It’s early to determine how successful the social media campaign and other efforts to increase the number of black men in medicine will be, but the issue and efforts to address it are garnering a lot of media attention because of the importance of increasing diversity across the board.
First among them is that boosting the number of black male doctors will improve patient outcomes, Capers says. “This isn’t just anecdotes; there’s data that says that physicians who attended diverse medical schools — and this is for physicians of any race — rate themselves as more comfortable treating diverse populations.”
Given that America is becoming an increasingly diverse place with a shortage of doctors across a range of specialties, a doctor who’s comfortable working with any patient who walks through the door is a valuable asset. “Of course we want our graduates to feel comfortable treating patients of all backgrounds,” Capers says, and it seems “there’s something about sitting in the classroom next to your classmate who’s a different race, a different sexuality or a different religion and interacting with them or being in a study group or discussion group with them that makes you more comfortable when you encounter a patient who comes from that background,” he says.
In addition, patients who share the same background with their doctors are more likely to comply with doctor’s orders. A recent study completed by the National Bureau of Economic Research showed that black male patients were much more likely to comply with a doctor’s orders for preventive screening and vaccinations when that doctor was also a black man. “The dearth of black men in medicine is a crisis because we know it impacts patient health outcomes,” Gray says.
Capers adds that “if you’re seeing a physician and they are familiar with your language or culture, that takes away your fear and anxiety,” noting that often, even when an interpreter is present, important information and nuance can be lost in translation.
There can also be a comfort factor grounded in shared experience. “Much like women often will prefer a woman OB-GYN and men often but not always will prefer to have a male urologist. People tend to want to have doctors who share their background,” Capers says. Groups that have been oppressed or mistreated may be more willing to trust a health care provider who shares that background. “Those to me are very good reasons for us to enhance diversity in the medical workforce,” he says.
What’s more, doctors who hail from communities that have been historically underserved by the medical profession are more likely to practice in an underserved area. “Every single time it’s been studied, doctors who specifically come from communities that are underrepresented in medicine — most people will define that as Hispanics, African Americans, American Indians and Native Alaskans and Pacific Islanders — those doctors tend to treat underserved, disadvantaged populations.” Therefore, “it makes sense that we’d want to recruit people who’ve shown that it’s in their hearts to go into the communities and care for our poor, disadvantaged and underserved populations,” Capers says.
Lastly, Poll-Hunter says that ” research shows that more diverse classrooms contribute to greater civic-mindedness and cognitive complexity,” so the mandate for diversity is not just among the students, but for faculty, too. “Diversity in the faculty in particular contributes to a range of pedagogical strategies.
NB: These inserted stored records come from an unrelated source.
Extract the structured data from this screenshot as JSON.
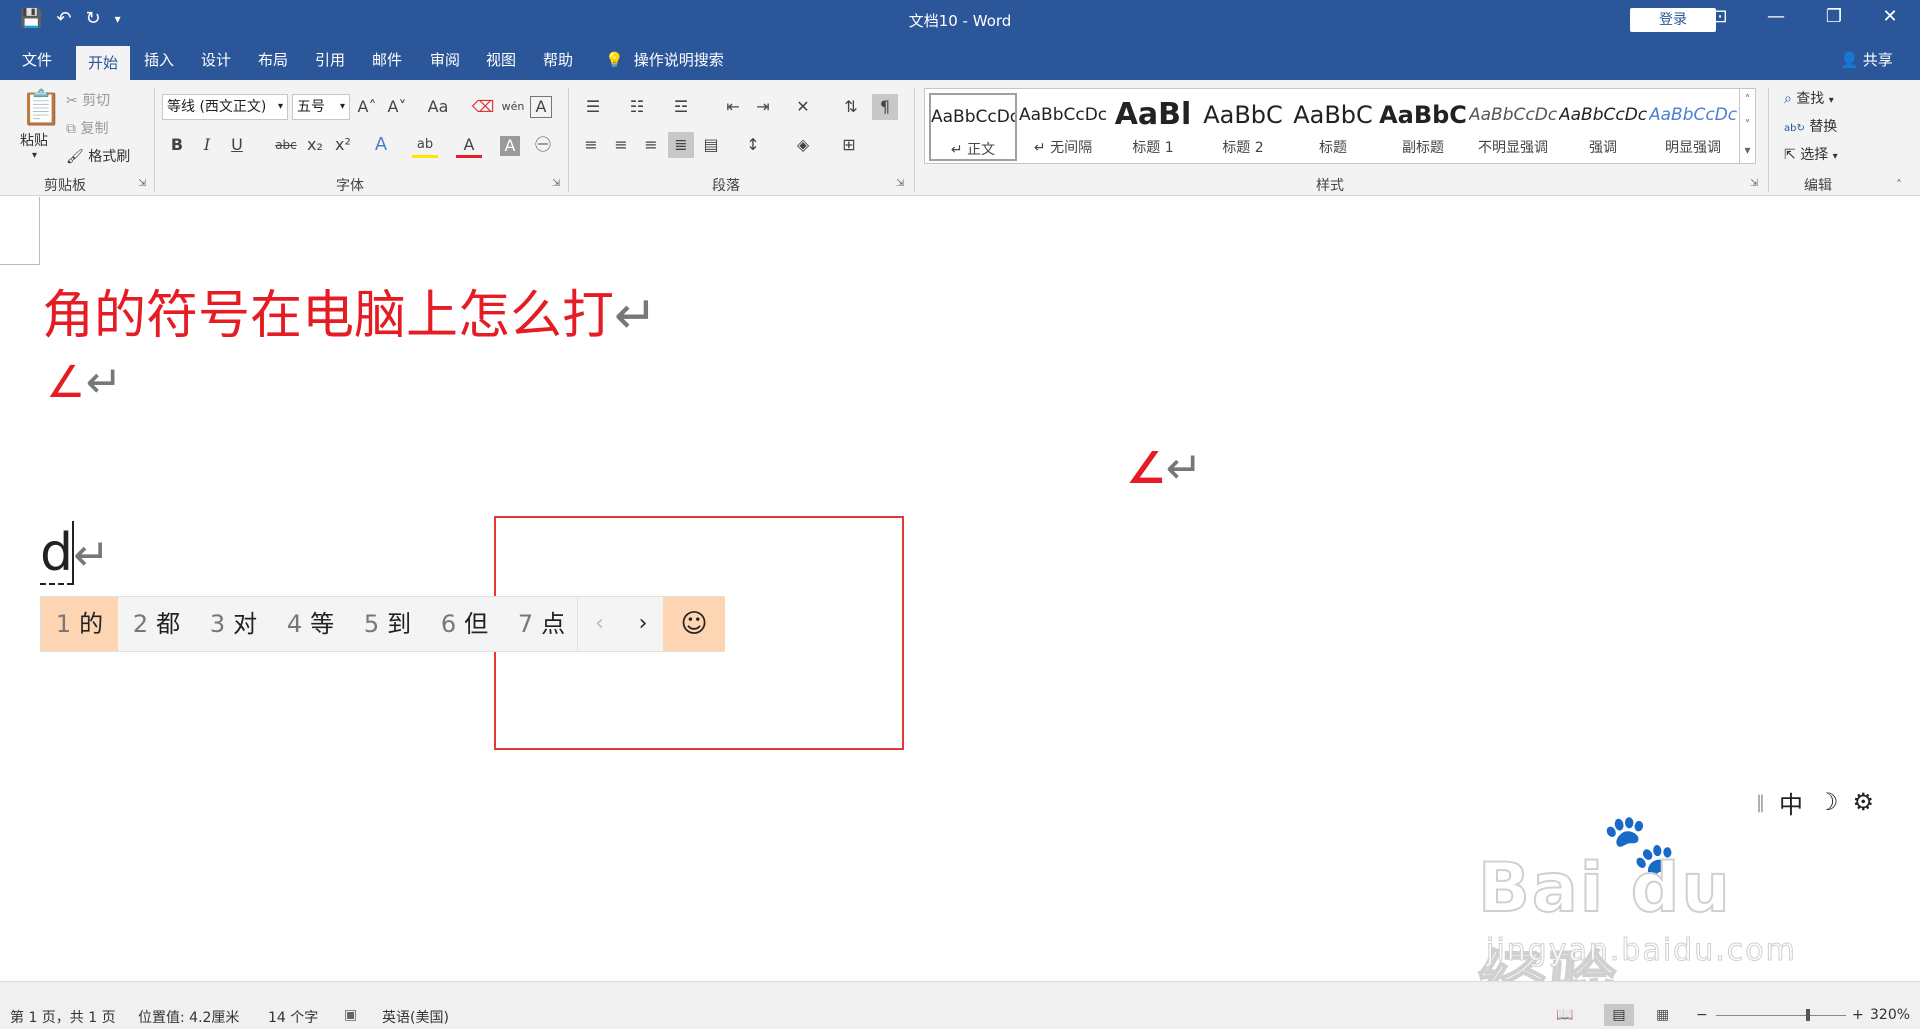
{
  "window": {
    "title": "文档10  -  Word",
    "login_label": "登录",
    "controls": {
      "ribbon_display": "⊡",
      "minimize": "—",
      "restore": "❐",
      "close": "✕"
    }
  },
  "qat": {
    "save": "💾",
    "undo": "↶",
    "redo": "↻",
    "more": "▾"
  },
  "tabs": [
    "文件",
    "开始",
    "插入",
    "设计",
    "布局",
    "引用",
    "邮件",
    "审阅",
    "视图",
    "帮助"
  ],
  "tellme": "操作说明搜索",
  "share": "共享",
  "ribbon": {
    "clipboard": {
      "label": "剪贴板",
      "paste": "粘贴",
      "cut": "剪切",
      "copy": "复制",
      "format_painter": "格式刷"
    },
    "font": {
      "label": "字体",
      "font_name": "等线 (西文正文)",
      "font_size": "五号",
      "bold": "B",
      "italic": "I",
      "underline": "U",
      "strike": "abc",
      "subscript": "x₂",
      "superscript": "x²",
      "grow": "A˄",
      "shrink": "A˅",
      "case": "Aa",
      "wen": "wén",
      "phonetic": "文",
      "border_char": "A",
      "text_effect": "A",
      "highlight": "ab",
      "font_color": "A",
      "shading": "A",
      "enclose": "㊀"
    },
    "paragraph": {
      "label": "段落"
    },
    "styles": {
      "label": "样式",
      "items": [
        {
          "sample": "AaBbCcDc",
          "name": "↵ 正文"
        },
        {
          "sample": "AaBbCcDc",
          "name": "↵ 无间隔"
        },
        {
          "sample": "AaBl",
          "name": "标题 1"
        },
        {
          "sample": "AaBbC",
          "name": "标题 2"
        },
        {
          "sample": "AaBbC",
          "name": "标题"
        },
        {
          "sample": "AaBbC",
          "name": "副标题"
        },
        {
          "sample": "AaBbCcDc",
          "name": "不明显强调"
        },
        {
          "sample": "AaBbCcDc",
          "name": "强调"
        },
        {
          "sample": "AaBbCcDc",
          "name": "明显强调"
        }
      ]
    },
    "editing": {
      "label": "编辑",
      "find": "查找",
      "replace": "替换",
      "select": "选择"
    }
  },
  "document": {
    "line1": "角的符号在电脑上怎么打",
    "angle_symbol": "∠",
    "typed": "d",
    "para_mark": "↵"
  },
  "ime": {
    "candidates": [
      {
        "num": "1",
        "text": "的"
      },
      {
        "num": "2",
        "text": "都"
      },
      {
        "num": "3",
        "text": "对"
      },
      {
        "num": "4",
        "text": "等"
      },
      {
        "num": "5",
        "text": "到"
      },
      {
        "num": "6",
        "text": "但"
      },
      {
        "num": "7",
        "text": "点"
      }
    ],
    "prev": "‹",
    "next": "›",
    "emoji": "☺",
    "status": {
      "handle": "‖",
      "mode": "中",
      "moon": "☽",
      "gear": "⚙"
    }
  },
  "watermark": {
    "brand": "Bai du 经验",
    "url": "jingyan.baidu.com"
  },
  "statusbar": {
    "page": "第 1 页，共 1 页",
    "position": "位置值: 4.2厘米",
    "words": "14 个字",
    "proof_icon": "▣",
    "language": "英语(美国)",
    "zoom_out": "−",
    "zoom_in": "+",
    "zoom": "320%"
  },
  "colors": {
    "title_bg": "#2b579a",
    "doc_red": "#e51c23",
    "candidate_selected": "#fdd5b2",
    "highlight_box": "#e53935"
  }
}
Diversity enriches the learning environment,” which can lead to novel approaches that reach more patients and improve outcomes. “As faculty, they’ve enriched the learning environment, and as scientists they’re more likely to pursue areas of research that focus on health disparities as well,” which could help level the health playing field for all.